[edit] Closed-Loop
Applications such as current limit use feedback from the motor or the line current/voltage to change the firing angle of the SCRs as necessary, hence closed-loop.

[edit] Applications/Topologies
Soft starters can be made for a reversing application by adding two extra SCR pairs that switch two phases. For example, line phase b is connected to load phase c and vice versa. L2 (b) is connected to T3 (c) and L3 (c) is connected to T2 (b) in Fig. 17. A delta configuration

motor can also be controlled with a soft starter, but it will see more current than a line connected motor. As a way to get around the larger current switching, a soft starter can be wired inside the delta. Wiring in this configuration will allow the soft starter to control a larger motor than even line connected by a 3 advantage. For instance, an inside the delta soft starter can switch a 277A load versus a line connected soft starter needs to be able to switch 480A to control the same rated motor load. A disadvantage of inside the delta is that it requires six leads coming from the motor which can be an added expense with larger HP motors. In contrast, kick starting and low speed ramps are some other applications that can be implemented via different programming of SCR firing angles.
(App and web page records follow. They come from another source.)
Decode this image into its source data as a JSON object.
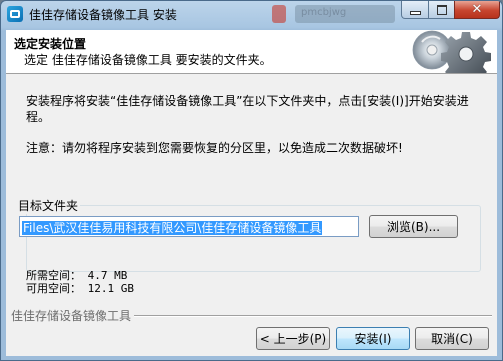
{
  "window": {
    "title": "佳佳存储设备镜像工具 安装",
    "background_text": "pmcbjwg"
  },
  "header": {
    "title": "选定安装位置",
    "subtitle": "选定 佳佳存储设备镜像工具 要安装的文件夹。"
  },
  "body": {
    "description": "安装程序将安装“佳佳存储设备镜像工具”在以下文件夹中，点击[安装(I)]开始安装进程。",
    "note": "注意：请勿将程序安装到您需要恢复的分区里，以免造成二次数据破坏!"
  },
  "target": {
    "group_label": "目标文件夹",
    "path_value": "Files\\武汉佳佳易用科技有限公司\\佳佳存储设备镜像工具",
    "browse_label": "浏览(B)..."
  },
  "space": {
    "required": "所需空间： 4.7 MB",
    "available": "可用空间： 12.1 GB"
  },
  "footer": {
    "brand": "佳佳存储设备镜像工具",
    "back_label": "< 上一步(P)",
    "install_label": "安装(I)",
    "cancel_label": "取消(C)"
  },
  "icons": {
    "app": "installer-app-icon",
    "header_art": "disc-and-gear-icon"
  }
}
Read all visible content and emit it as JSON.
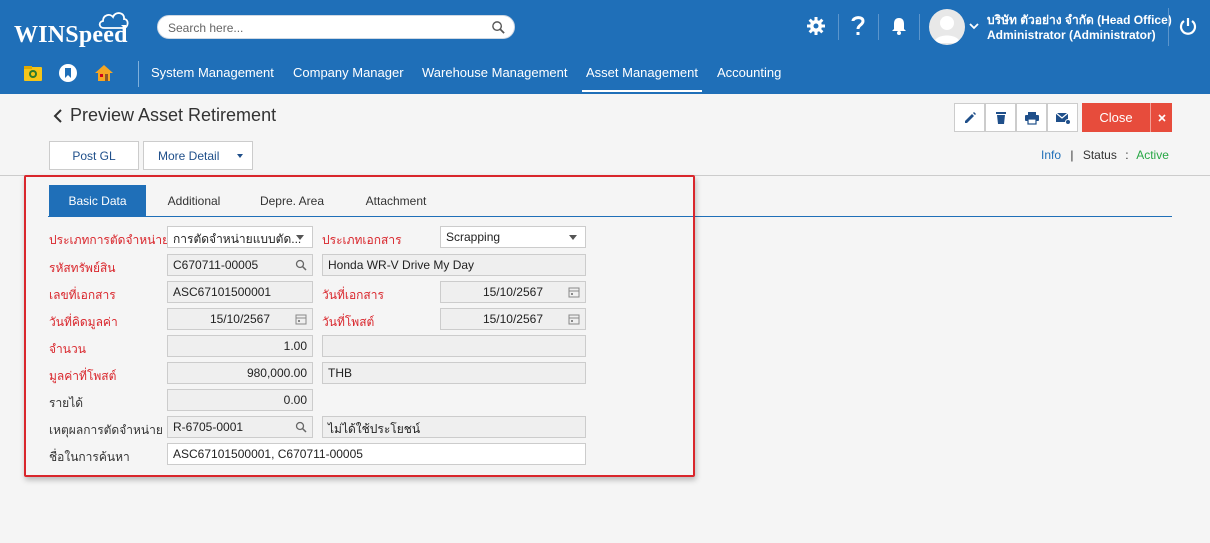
{
  "brand": {
    "name": "WINSpeed"
  },
  "search": {
    "placeholder": "Search here..."
  },
  "user": {
    "company": "บริษัท ตัวอย่าง จำกัด (Head Office)",
    "role": "Administrator (Administrator)"
  },
  "nav": {
    "items": [
      {
        "label": "System Management"
      },
      {
        "label": "Company Manager"
      },
      {
        "label": "Warehouse Management"
      },
      {
        "label": "Asset Management"
      },
      {
        "label": "Accounting"
      }
    ],
    "active": "Asset Management"
  },
  "page": {
    "title": "Preview Asset Retirement",
    "close_label": "Close",
    "post_gl_label": "Post GL",
    "more_detail_label": "More Detail",
    "info_label": "Info",
    "status_label": "Status",
    "status_sep": ":",
    "status_value": "Active",
    "divider": "|"
  },
  "tabs": [
    {
      "label": "Basic Data"
    },
    {
      "label": "Additional"
    },
    {
      "label": "Depre. Area"
    },
    {
      "label": "Attachment"
    }
  ],
  "form": {
    "disposal_type": {
      "label": "ประเภทการตัดจำหน่าย",
      "value": "การตัดจำหน่ายแบบตัด..."
    },
    "doc_type": {
      "label": "ประเภทเอกสาร",
      "value": "Scrapping"
    },
    "asset_code": {
      "label": "รหัสทรัพย์สิน",
      "value": "C670711-00005",
      "name": "Honda WR-V Drive My Day"
    },
    "doc_no": {
      "label": "เลขที่เอกสาร",
      "value": "ASC67101500001"
    },
    "doc_date": {
      "label": "วันที่เอกสาร",
      "value": "15/10/2567"
    },
    "calc_date": {
      "label": "วันที่คิดมูลค่า",
      "value": "15/10/2567"
    },
    "post_date": {
      "label": "วันที่โพสต์",
      "value": "15/10/2567"
    },
    "quantity": {
      "label": "จำนวน",
      "value": "1.00",
      "extra": ""
    },
    "post_value": {
      "label": "มูลค่าที่โพสต์",
      "value": "980,000.00",
      "currency": "THB"
    },
    "income": {
      "label": "รายได้",
      "value": "0.00"
    },
    "reason": {
      "label": "เหตุผลการตัดจำหน่าย",
      "code": "R-6705-0001",
      "desc": "ไม่ได้ใช้ประโยชน์"
    },
    "search_name": {
      "label": "ชื่อในการค้นหา",
      "value": "ASC67101500001, C670711-00005"
    }
  },
  "colors": {
    "header": "#1f6fb8",
    "required": "#d9262c",
    "close": "#e74c3c",
    "status": "#28a745"
  }
}
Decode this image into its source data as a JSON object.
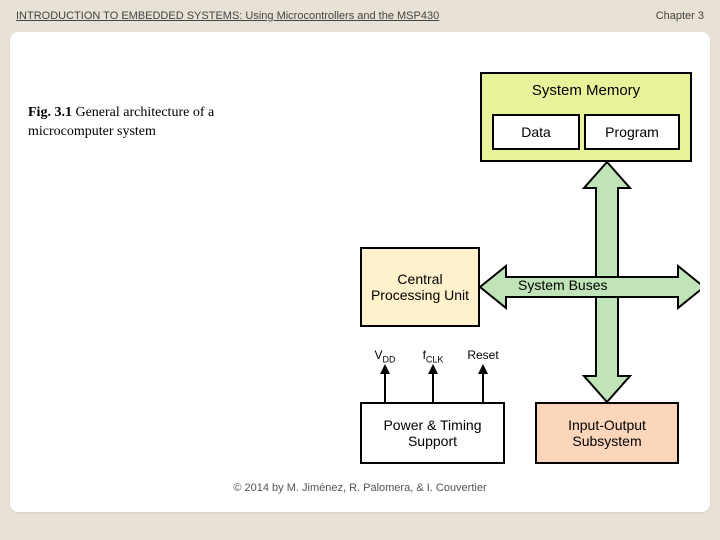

[edit] Need for soft start

Many electronic devices will consume a large initial current when first turned on (i.e. Inrush current) that can cause voltage fluctuations and affect the performance of other circuits connected to a common power supply. The source for this problem is often large capacitors with very low Input impedance. To counteract this issue, components can be added in series to throttle back the current initially as the device comes online. Soft starters are also used to start some types of lamps. A tungsten filament has a positive temperature coefficient of resistance: a cold filament has a smaller resistance by a factor of 8-10 than a hot filament, and allows a large inrush of current. This inrush coupled with uneven filament wear causes local temperature overshoot in hotspots during startup, further evaporating the thinner filament sections. While soft start has little effect on GLS lamp life, it can make a sizeable difference to a halogen lamp's life. High initial current can cause damage to other components such as semiconductors if they are not rated for the initial high current of loads such as filament lamps, motors or capacitors. Soft starts are sometimes used on larger equipment as well, such as electric motors in various applications. The current drawn by an electric motor during a start can be 2 to 10 times the normal operating current, and this can exceed the supply's ratings if not controlled. Finally soft start is widely used on hand held tools to prevent the tool being jerked out of position when switched on. Jumping of electric drills was a widespread issue in the 1970s when soft start was usually not fitted.

[edit] Soft starting methods

There are various ways to implement soft starting. The most popular for appliances is triac control which ramps up duty cycle over several cycles. A method used with some motors is to start with windings in series, switching them to parallel when partial speed has been reached. This is commonly known as Y- start.

Increasing supply impedance has a semi soft start effect on motors, with initial current still being above run current, but by a much reduced amount. This method is not widely used. Current limiting and voltage ramp-up in electronic supplies are common methods of soft starting low voltage loads.

[edit] Logic Controller Application

This soft start is provided by a dedicated output of a programmable logic controller. They can be used to start motors where Variable-frequency drive (VFD) are not used. This allows a cheaper starting option for motors that will run at a constant speed.[1]